For thousands of people who flock every year from every corner of Japan, eating at humble ramen shop Taishoken, is worth the two hour wait. It isn’t just the simply delicious ramen which draws crowds; it’s a belief, that this tasty dish is even better when cheery faced and kind hearted Kazuo Yamagishi makes it. In this intimate documentary, Director Takashi Innami delves into Yamagishi’s life over a seven year period, uncovering more than just a good recipe and 46 years mastering a craft.

Next to the Sunshine 60 building in Higashi-Ikebukuro, Taishoken stands. It always has a long line outside it, except for Wednesdays when it’s closed. Devout regulars turn up around 8am and by 11am when the shop opens; the last person in line has turned away at least 50 newcomers. The 16 seater shop is never empty and serves over 200 bowls of ramen a day.

The film’s focuses on Yamagishi, seeking to uncover his story, from his childhood in Yamanouchi to his decision to become a ramen chef and his years working thereafter. As more and more aspects of Yamagishi’s life are revealed, it’s hard to not be completely sold by his personality, in all of its stubbornness and generousity. The unsuspecting impact he’s made on those he’s come in contact with, is fleshed out in a series of hilarious and touching conversations with regulars, apprentices and some of his middle school chums.

The light-heartedness of the film takes a serious turn however, once Yamagishi’s medical problems come to light. Haunting loneliness from losing his wife 20 odd years ago, the slow demise of his shop to competition and his body’s inability to keep up, results in an engaging emotional roller coaster ride. Innami’s rudimentary style of filming and his ad-hoc visits capture the evolving state of affairs in a raw exposed manner, which is easy to connect with.

The God of Ramen is the story of an ordinary life making an extraordinary impact, studded with colour and warmth, it’s a better than fiction tale with a message that one person really can make a difference, in the most surprising way.

Review Score: THREE AND A HALF STARS (OUT OF FIVE)

Running Time: 97 minutes (w/English Subtitles)

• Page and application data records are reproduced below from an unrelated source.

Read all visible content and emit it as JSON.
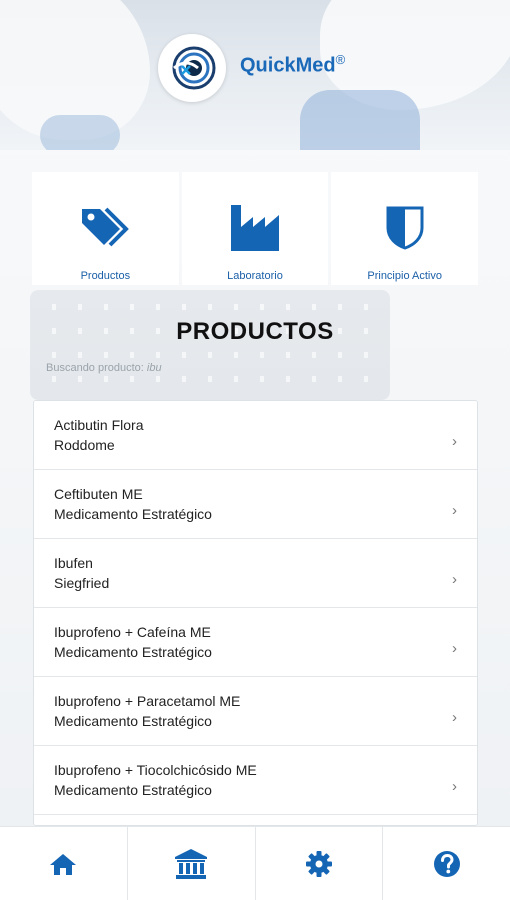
{
  "app": {
    "brand": "QuickMed",
    "brand_mark": "®"
  },
  "categories": [
    {
      "label": "Productos",
      "icon": "tags-icon"
    },
    {
      "label": "Laboratorio",
      "icon": "factory-icon"
    },
    {
      "label": "Principio Activo",
      "icon": "shield-icon"
    }
  ],
  "section_title": "PRODUCTOS",
  "search": {
    "prefix": "Buscando producto:",
    "query": "ibu"
  },
  "products": [
    {
      "name": "Actibutin Flora",
      "lab": "Roddome"
    },
    {
      "name": "Ceftibuten ME",
      "lab": "Medicamento Estratégico"
    },
    {
      "name": "Ibufen",
      "lab": "Siegfried"
    },
    {
      "name": "Ibuprofeno + Cafeína ME",
      "lab": "Medicamento Estratégico"
    },
    {
      "name": "Ibuprofeno + Paracetamol ME",
      "lab": "Medicamento Estratégico"
    },
    {
      "name": "Ibuprofeno + Tiocolchicósido ME",
      "lab": "Medicamento Estratégico"
    }
  ],
  "chevron": "›",
  "tabbar": [
    {
      "icon": "home-icon"
    },
    {
      "icon": "bank-icon"
    },
    {
      "icon": "gear-icon"
    },
    {
      "icon": "help-icon"
    }
  ],
  "colors": {
    "accent": "#1a68b8",
    "icon_blue": "#1565b5"
  }
}
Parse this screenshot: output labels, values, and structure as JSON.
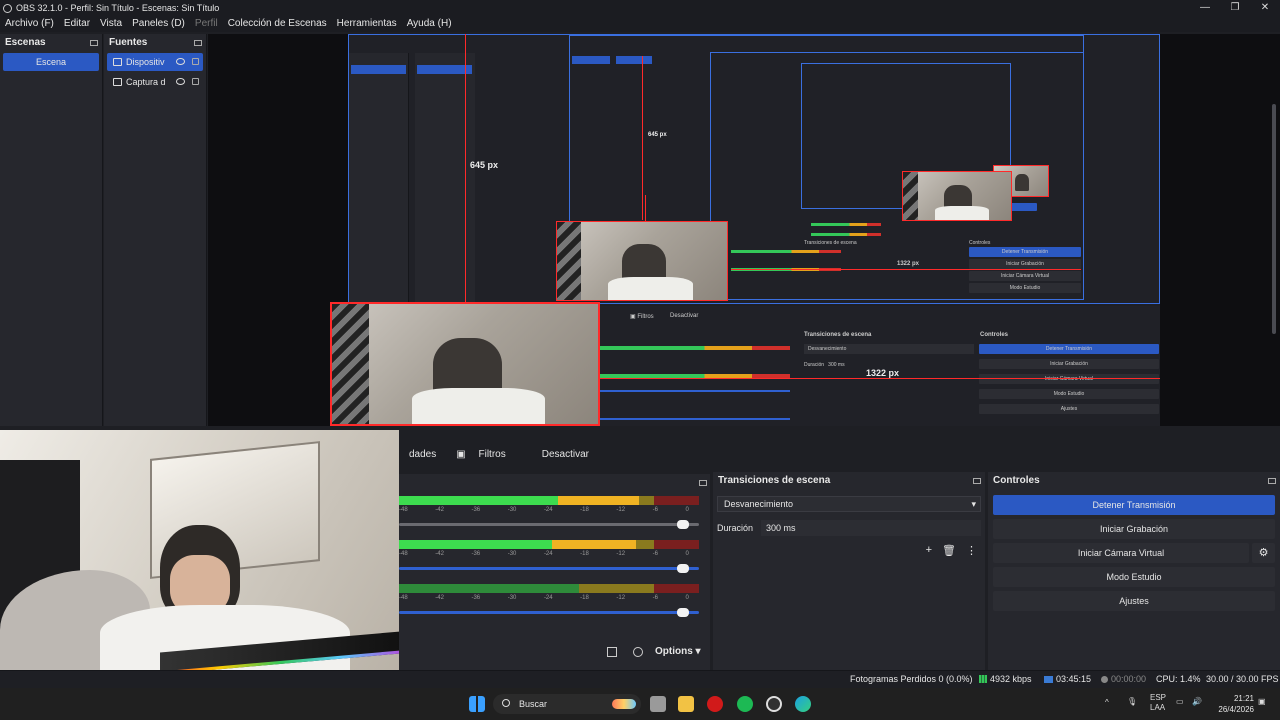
{
  "window": {
    "title": "OBS 32.1.0 - Perfil: Sin Título - Escenas: Sin Título",
    "controls": [
      "—",
      "❐",
      "✕"
    ]
  },
  "menu": {
    "items": [
      "Archivo (F)",
      "Editar",
      "Vista",
      "Paneles (D)",
      "Perfil",
      "Colección de Escenas",
      "Herramientas",
      "Ayuda (H)"
    ]
  },
  "scenes": {
    "title": "Escenas",
    "items": [
      "Escena"
    ]
  },
  "sources": {
    "title": "Fuentes",
    "items": [
      "Dispositiv",
      "Captura d"
    ]
  },
  "preview": {
    "height_label": "645 px",
    "width_label": "1322 px",
    "nested_height_label": "645 px",
    "nested_width_label": "1322 px"
  },
  "source_toolbar": {
    "properties_fragment": "dades",
    "filters": "Filtros",
    "deactivate": "Desactivar"
  },
  "mixer": {
    "ticks": [
      "-48",
      "-42",
      "-36",
      "-30",
      "-24",
      "-18",
      "-12",
      "-6",
      "0"
    ],
    "options_label": "Options",
    "levels": [
      {
        "green": 0.53,
        "yellow": 0.8
      },
      {
        "green": 0.51,
        "yellow": 0.79
      },
      {
        "green": 0.0,
        "yellow": 0.0
      }
    ],
    "volumes": [
      1.0,
      1.0,
      1.0
    ]
  },
  "transitions": {
    "title": "Transiciones de escena",
    "selected": "Desvanecimiento",
    "duration_label": "Duración",
    "duration_value": "300 ms"
  },
  "controls": {
    "title": "Controles",
    "stop_stream": "Detener Transmisión",
    "start_recording": "Iniciar Grabación",
    "start_virtual_cam": "Iniciar Cámara Virtual",
    "studio_mode": "Modo Estudio",
    "settings": "Ajustes"
  },
  "status": {
    "dropped_frames": "Fotogramas Perdidos 0 (0.0%)",
    "bitrate": "4932 kbps",
    "stream_time": "03:45:15",
    "rec_time": "00:00:00",
    "cpu": "CPU: 1.4%",
    "fps": "30.00 / 30.00 FPS"
  },
  "taskbar": {
    "search_placeholder": "Buscar",
    "lang_top": "ESP",
    "lang_bottom": "LAA",
    "time": "21:21",
    "date": "26/4/2026"
  },
  "colors": {
    "accent": "#2b59c3",
    "guide": "#ff2a2a",
    "bg": "#1e1f24"
  }
}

The God of Ramen is screening as part of the 17th annual Japanese Film Festival, for more information and session times please visit http://japanesefilmfestival.net/